WHAT TO WORK ON
Every line of the material is to be quoted verbatim, minus the pictures.

SOURCE RECORDS
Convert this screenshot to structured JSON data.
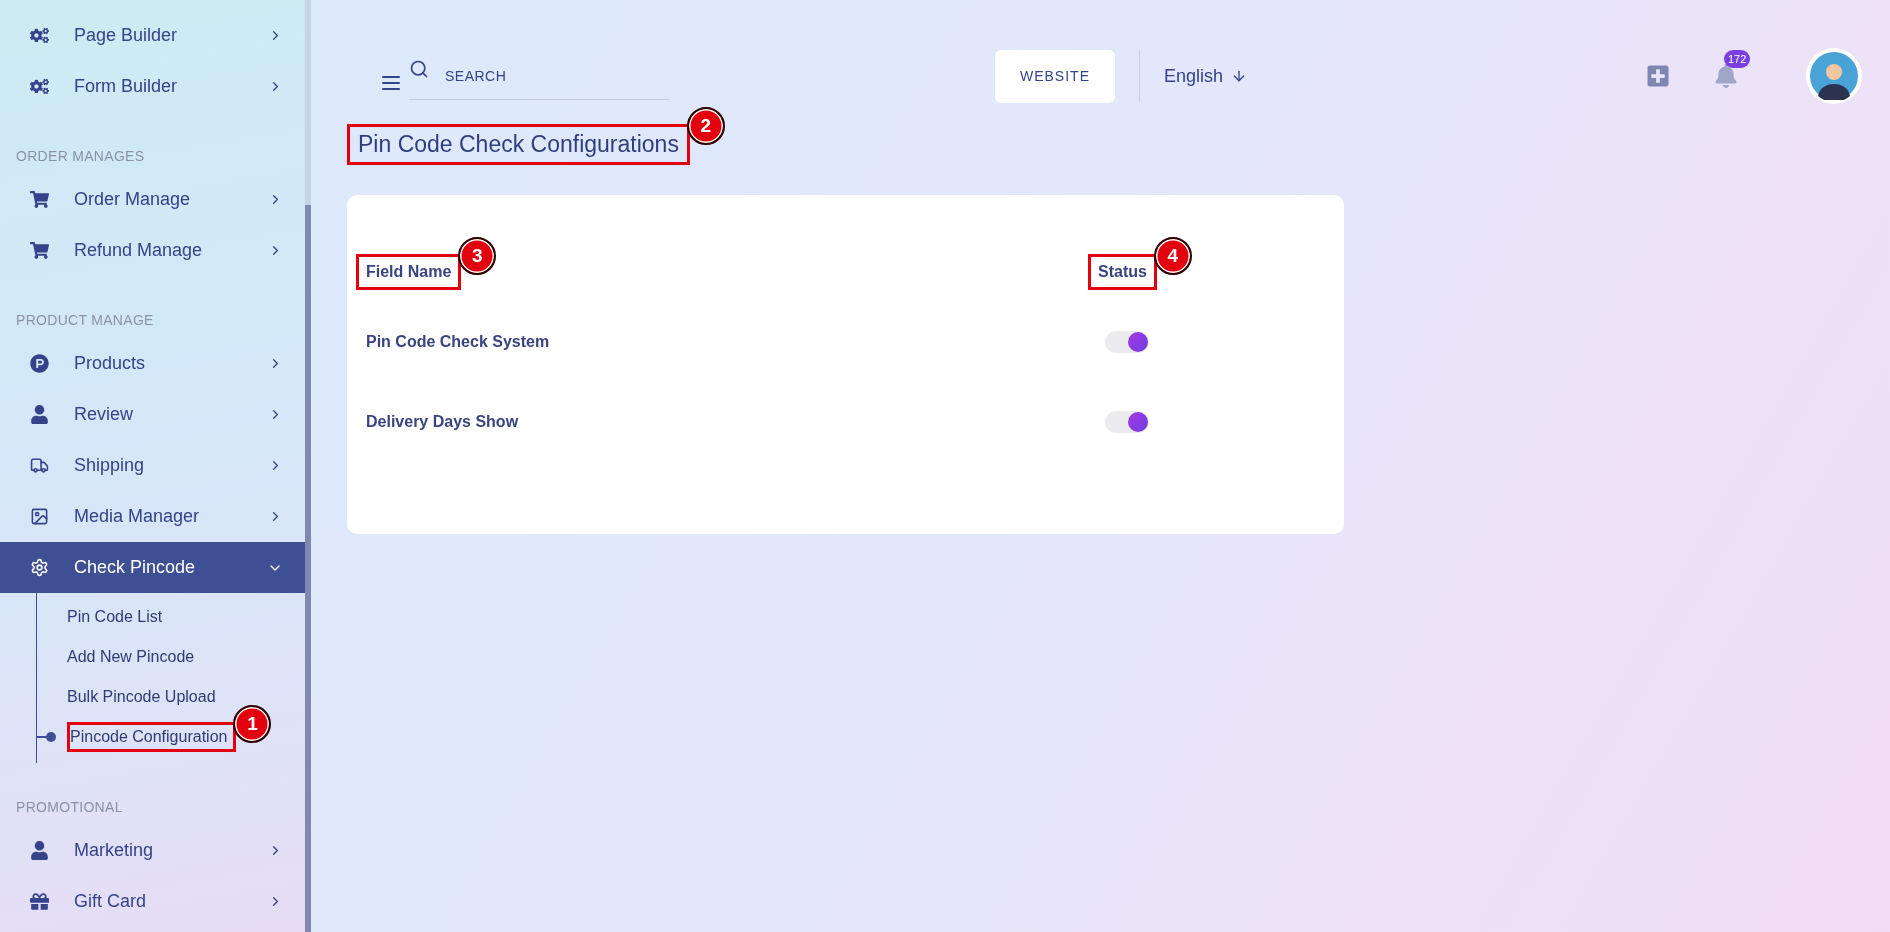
{
  "sidebar": {
    "sections": [
      {
        "items": [
          {
            "label": "Page Builder",
            "expanded": false,
            "selected": false
          },
          {
            "label": "Form Builder",
            "expanded": false,
            "selected": false
          }
        ]
      },
      {
        "heading": "ORDER MANAGES",
        "items": [
          {
            "label": "Order Manage",
            "expanded": false,
            "selected": false
          },
          {
            "label": "Refund Manage",
            "expanded": false,
            "selected": false
          }
        ]
      },
      {
        "heading": "PRODUCT MANAGE",
        "items": [
          {
            "label": "Products",
            "expanded": false,
            "selected": false
          },
          {
            "label": "Review",
            "expanded": false,
            "selected": false
          },
          {
            "label": "Shipping",
            "expanded": false,
            "selected": false
          },
          {
            "label": "Media Manager",
            "expanded": false,
            "selected": false
          },
          {
            "label": "Check Pincode",
            "expanded": true,
            "selected": true,
            "children": [
              {
                "label": "Pin Code List",
                "selected": false
              },
              {
                "label": "Add New Pincode",
                "selected": false
              },
              {
                "label": "Bulk Pincode Upload",
                "selected": false
              },
              {
                "label": "Pincode Configuration",
                "selected": true,
                "callout": "1"
              }
            ]
          }
        ]
      },
      {
        "heading": "PROMOTIONAL",
        "items": [
          {
            "label": "Marketing",
            "expanded": false,
            "selected": false
          },
          {
            "label": "Gift Card",
            "expanded": false,
            "selected": false
          }
        ]
      }
    ]
  },
  "header": {
    "search": {
      "placeholder": "SEARCH"
    },
    "website_button": "WEBSITE",
    "language": "English",
    "notifications": "172"
  },
  "page": {
    "title": "Pin Code Check Configurations",
    "title_callout": "2"
  },
  "table": {
    "columns": [
      {
        "label": "Field Name",
        "callout": "3"
      },
      {
        "label": "Status",
        "callout": "4"
      }
    ],
    "rows": [
      {
        "name": "Pin Code Check System",
        "on": true
      },
      {
        "name": "Delivery Days Show",
        "on": true
      }
    ]
  }
}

RESPONSE BOX
Convert this screenshot to structured JSON data.
{
  "sidebar": {
    "sections": [
      {
        "items": [
          {
            "label": "Page Builder",
            "expanded": false,
            "selected": false
          },
          {
            "label": "Form Builder",
            "expanded": false,
            "selected": false
          }
        ]
      },
      {
        "heading": "ORDER MANAGES",
        "items": [
          {
            "label": "Order Manage",
            "expanded": false,
            "selected": false
          },
          {
            "label": "Refund Manage",
            "expanded": false,
            "selected": false
          }
        ]
      },
      {
        "heading": "PRODUCT MANAGE",
        "items": [
          {
            "label": "Products",
            "expanded": false,
            "selected": false
          },
          {
            "label": "Review",
            "expanded": false,
            "selected": false
          },
          {
            "label": "Shipping",
            "expanded": false,
            "selected": false
          },
          {
            "label": "Media Manager",
            "expanded": false,
            "selected": false
          },
          {
            "label": "Check Pincode",
            "expanded": true,
            "selected": true,
            "children": [
              {
                "label": "Pin Code List",
                "selected": false
              },
              {
                "label": "Add New Pincode",
                "selected": false
              },
              {
                "label": "Bulk Pincode Upload",
                "selected": false
              },
              {
                "label": "Pincode Configuration",
                "selected": true,
                "callout": "1"
              }
            ]
          }
        ]
      },
      {
        "heading": "PROMOTIONAL",
        "items": [
          {
            "label": "Marketing",
            "expanded": false,
            "selected": false
          },
          {
            "label": "Gift Card",
            "expanded": false,
            "selected": false
          }
        ]
      }
    ]
  },
  "header": {
    "search": {
      "placeholder": "SEARCH"
    },
    "website_button": "WEBSITE",
    "language": "English",
    "notifications": "172"
  },
  "page": {
    "title": "Pin Code Check Configurations",
    "title_callout": "2"
  },
  "table": {
    "columns": [
      {
        "label": "Field Name",
        "callout": "3"
      },
      {
        "label": "Status",
        "callout": "4"
      }
    ],
    "rows": [
      {
        "name": "Pin Code Check System",
        "on": true
      },
      {
        "name": "Delivery Days Show",
        "on": true
      }
    ]
  }
}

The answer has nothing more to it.